A team of scientists from Imperial College London has theoretically substantiated a new method that allows some materials to be heated to temperatures higher than the core of the Sun. Moreover, the process will take a tiny period of time - 1/20 of a quadrillion second. These results are hundreds of times higher than those obtained by their colleagues at the US Livermore National Laboratory.
Gaining access to unlimited energy is rightfully considered the Holy Grail of modern nuclear physics. True, for this it is necessary to recreate processes similar to those taking place in the core of the Sun. British physicists have concluded that lasers are best suited for this purpose.

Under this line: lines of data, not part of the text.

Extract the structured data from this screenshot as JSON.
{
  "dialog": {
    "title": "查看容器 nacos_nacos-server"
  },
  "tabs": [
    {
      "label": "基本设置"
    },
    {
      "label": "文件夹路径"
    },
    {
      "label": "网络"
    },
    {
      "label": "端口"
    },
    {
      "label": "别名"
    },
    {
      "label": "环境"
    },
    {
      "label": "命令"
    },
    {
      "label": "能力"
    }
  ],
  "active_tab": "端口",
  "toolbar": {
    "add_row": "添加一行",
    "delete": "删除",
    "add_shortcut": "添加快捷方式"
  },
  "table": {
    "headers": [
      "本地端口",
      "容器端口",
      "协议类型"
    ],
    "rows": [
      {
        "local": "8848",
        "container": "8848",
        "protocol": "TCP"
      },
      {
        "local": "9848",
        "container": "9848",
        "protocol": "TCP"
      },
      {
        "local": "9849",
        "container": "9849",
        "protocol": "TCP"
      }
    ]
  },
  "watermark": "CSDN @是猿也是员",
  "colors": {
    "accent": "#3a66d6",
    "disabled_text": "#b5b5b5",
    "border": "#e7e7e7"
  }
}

Moreover, the Imperial College team suggested not just heating the material, but doing it according to a certain "scheme". Under normal conditions, the laser heats the electrons, which in turn heats the ions, which basically make up the mass of the object. Unfortunately, this is very slow.
British physicists decided to “cut out” electrons from this process so that the ions could be heated “directly”. In the course of the experiments, scientists found out that some substances generate a shock wave under the influence of high-intensity lasers.

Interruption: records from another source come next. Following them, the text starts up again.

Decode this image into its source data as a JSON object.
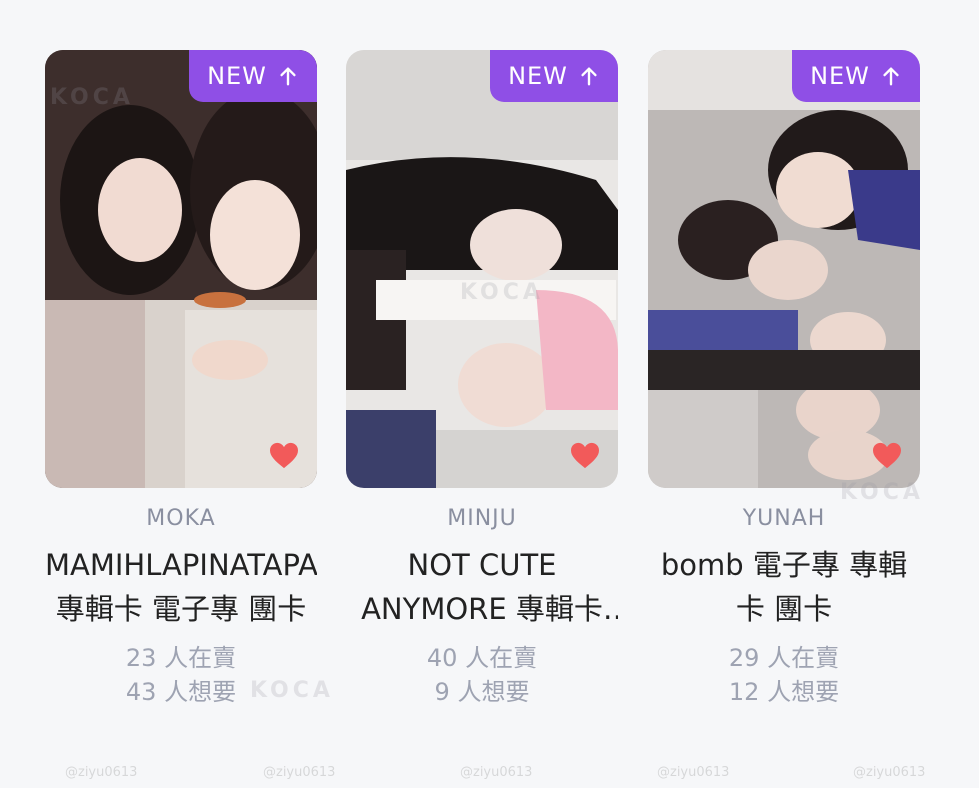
{
  "badge": {
    "label": "NEW",
    "icon": "arrow-up-icon",
    "color": "#8f4fe6"
  },
  "heart": {
    "icon": "heart-icon",
    "color": "#f25a5a"
  },
  "watermark": {
    "handle": "@ziyu0613",
    "logo": "KOCA"
  },
  "cards": [
    {
      "member": "MOKA",
      "title": "MAMIHLAPINATAPAI 專輯卡 電子專 團卡",
      "sellers": "23 人在賣",
      "wanters": "43 人想要"
    },
    {
      "member": "MINJU",
      "title": "NOT CUTE ANYMORE 專輯卡 電子專 團卡",
      "sellers": "40 人在賣",
      "wanters": "9 人想要"
    },
    {
      "member": "YUNAH",
      "title": "bomb 電子專 專輯卡 團卡",
      "sellers": "29 人在賣",
      "wanters": "12 人想要"
    }
  ]
}
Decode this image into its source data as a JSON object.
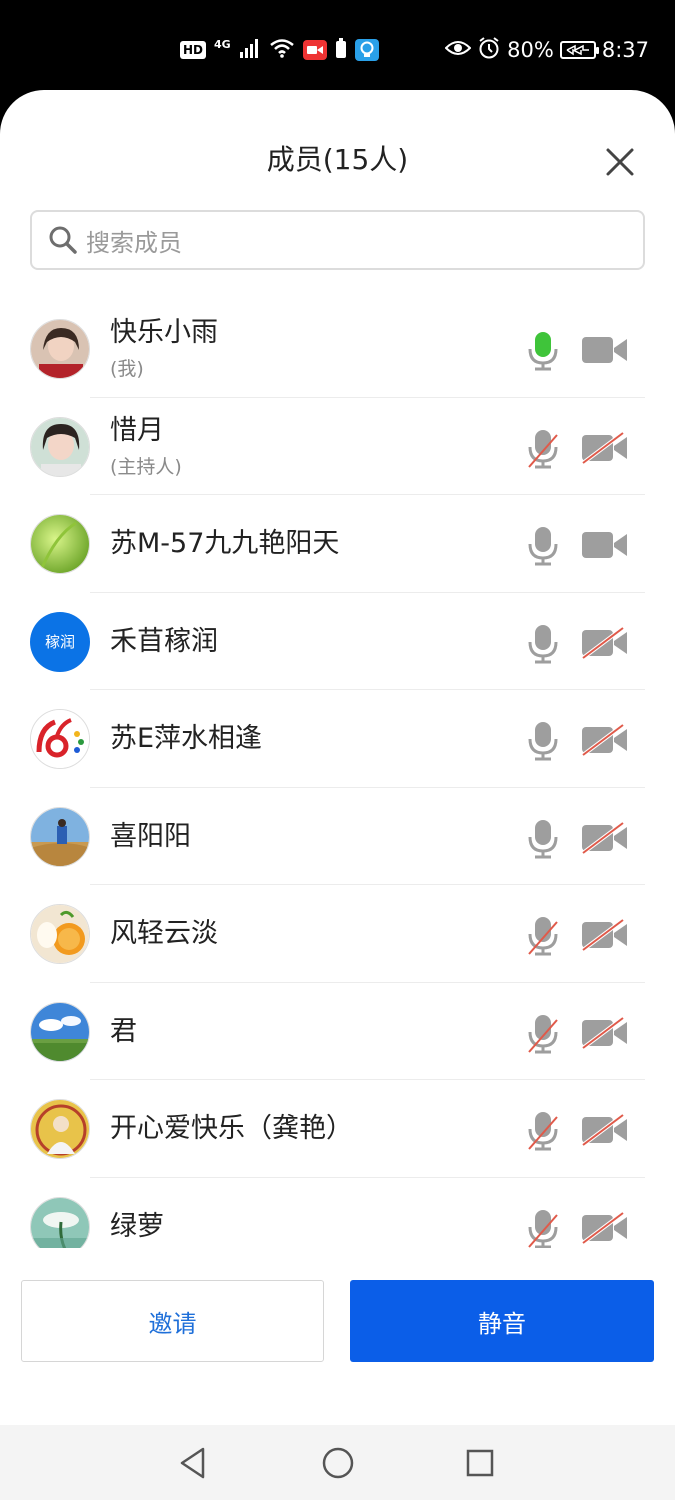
{
  "status_bar": {
    "hd": "HD",
    "network": "4G",
    "battery_percent": "80%",
    "time": "8:37",
    "icons": [
      "hd-badge",
      "signal-icon",
      "wifi-icon",
      "screen-record-icon",
      "battery-small-icon",
      "bulb-icon",
      "eye-icon",
      "alarm-icon",
      "battery-icon"
    ]
  },
  "header": {
    "title": "成员(15人)",
    "close_icon": "close-icon"
  },
  "search": {
    "placeholder": "搜索成员",
    "icon": "search-icon"
  },
  "members": [
    {
      "name": "快乐小雨",
      "role": "(我)",
      "avatar": "photo",
      "mic": "active",
      "camera": "on"
    },
    {
      "name": "惜月",
      "role": "(主持人)",
      "avatar": "photo",
      "mic": "muted",
      "camera": "off"
    },
    {
      "name": "苏M-57九九艳阳天",
      "role": "",
      "avatar": "photo",
      "mic": "on",
      "camera": "on"
    },
    {
      "name": "禾苜稼润",
      "role": "",
      "avatar": "text",
      "avatar_text": "稼润",
      "mic": "on",
      "camera": "off"
    },
    {
      "name": "苏E萍水相逢",
      "role": "",
      "avatar": "logo",
      "mic": "on",
      "camera": "off"
    },
    {
      "name": "喜阳阳",
      "role": "",
      "avatar": "photo",
      "mic": "on",
      "camera": "off"
    },
    {
      "name": "风轻云淡",
      "role": "",
      "avatar": "photo",
      "mic": "muted",
      "camera": "off"
    },
    {
      "name": "君",
      "role": "",
      "avatar": "photo",
      "mic": "muted",
      "camera": "off"
    },
    {
      "name": "开心爱快乐（龚艳）",
      "role": "",
      "avatar": "photo",
      "mic": "muted",
      "camera": "off"
    },
    {
      "name": "绿萝",
      "role": "",
      "avatar": "photo",
      "mic": "muted",
      "camera": "off"
    }
  ],
  "buttons": {
    "invite": "邀请",
    "mute": "静音"
  },
  "colors": {
    "primary": "#0b5ee8",
    "mic_active": "#3fc43a",
    "muted_slash": "#e05a4a",
    "icon_gray": "#9e9e9e"
  },
  "nav": {
    "icons": [
      "back-icon",
      "home-icon",
      "recents-icon"
    ]
  }
}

With the help of computer simulation, it was possible to establish that materials with increased density (plastic, cesium hydride) have a special arrangement of ions. When they are accelerated, compression occurs and the resulting electrostatic wave intensifies the effect of friction between ions by tens of times, which leads to heating of the material.

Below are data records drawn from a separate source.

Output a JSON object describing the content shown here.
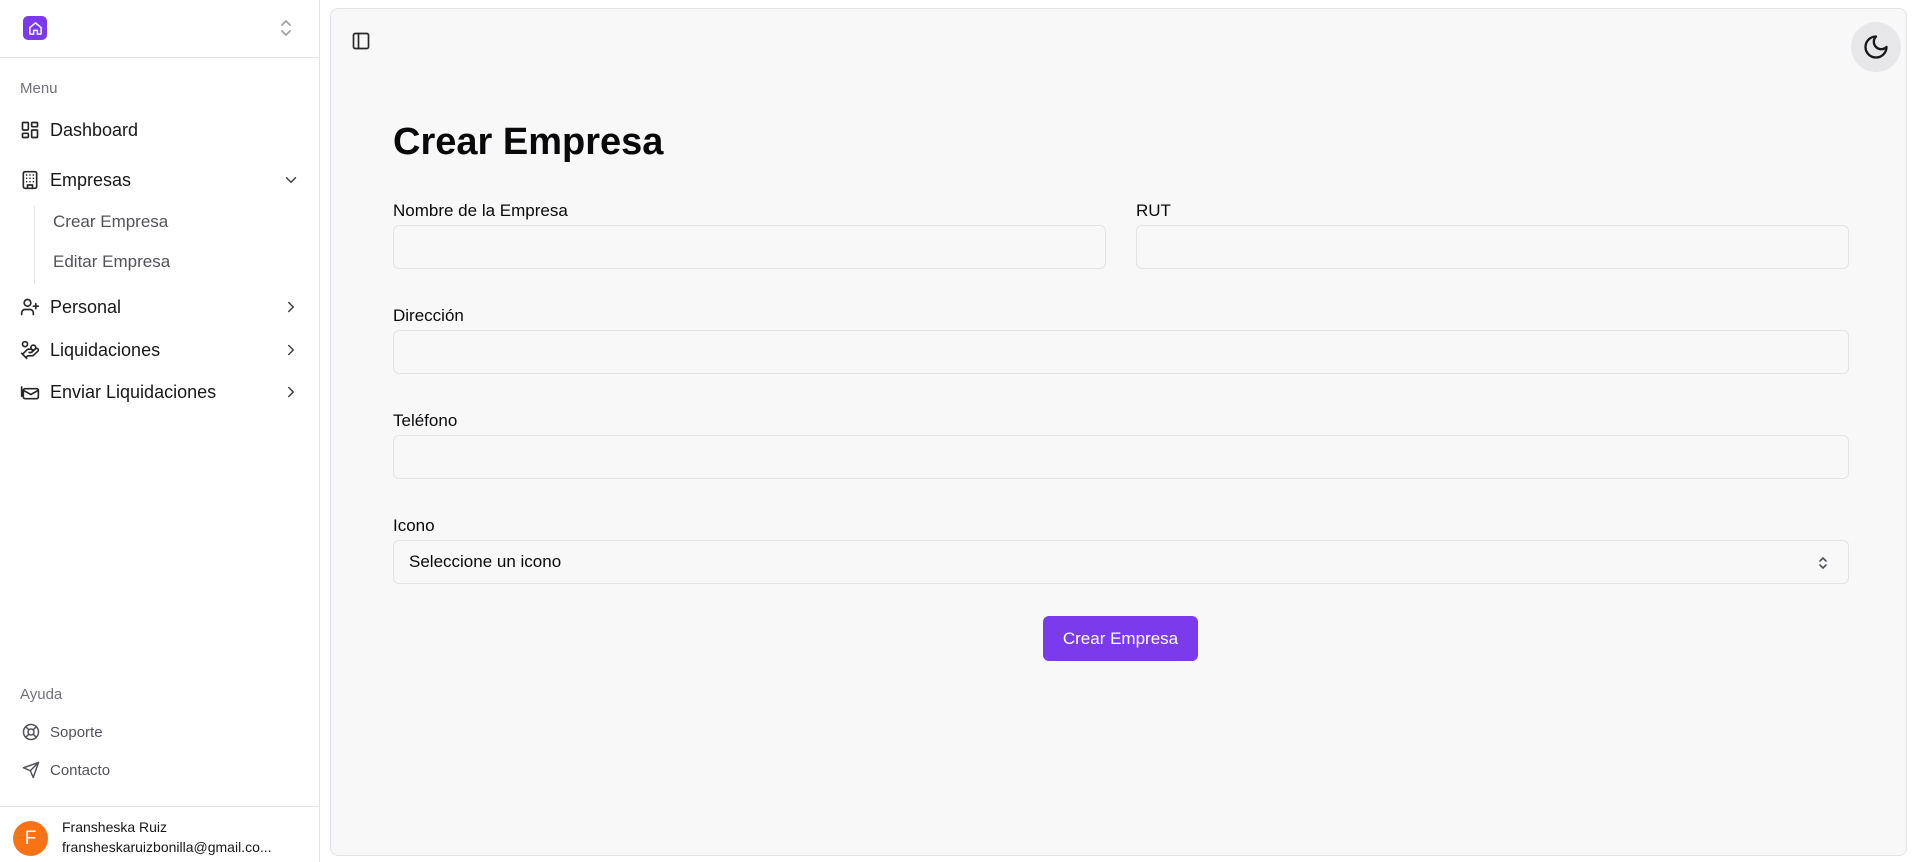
{
  "sidebar": {
    "menu_label": "Menu",
    "items": [
      {
        "label": "Dashboard",
        "icon": "layout-dashboard-icon"
      },
      {
        "label": "Empresas",
        "icon": "building-icon",
        "expanded": true,
        "children": [
          {
            "label": "Crear Empresa"
          },
          {
            "label": "Editar Empresa"
          }
        ]
      },
      {
        "label": "Personal",
        "icon": "user-plus-icon"
      },
      {
        "label": "Liquidaciones",
        "icon": "hand-coins-icon"
      },
      {
        "label": "Enviar Liquidaciones",
        "icon": "send-mail-icon"
      }
    ],
    "help_label": "Ayuda",
    "help_items": [
      {
        "label": "Soporte",
        "icon": "life-buoy-icon"
      },
      {
        "label": "Contacto",
        "icon": "send-icon"
      }
    ],
    "user": {
      "initial": "F",
      "name": "Fransheska Ruiz",
      "email": "fransheskaruizbonilla@gmail.co..."
    }
  },
  "main": {
    "title": "Crear Empresa",
    "form": {
      "nombre": {
        "label": "Nombre de la Empresa",
        "value": "",
        "placeholder": ""
      },
      "rut": {
        "label": "RUT",
        "value": "",
        "placeholder": ""
      },
      "direccion": {
        "label": "Dirección",
        "value": "",
        "placeholder": ""
      },
      "telefono": {
        "label": "Teléfono",
        "value": "",
        "placeholder": ""
      },
      "icono": {
        "label": "Icono",
        "selected": "Seleccione un icono"
      },
      "submit_label": "Crear Empresa"
    }
  },
  "colors": {
    "accent": "#7c3aed",
    "avatar": "#f97316",
    "main_bg": "#f8f8f8",
    "border": "#e4e4e7"
  }
}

If it is possible to implement the obtained results in practice, it will be possible to heat a small amount of a substance to 11.6 million ° C in tens of femtoseconds. This will be a significant advance in the study of thermonuclear processes.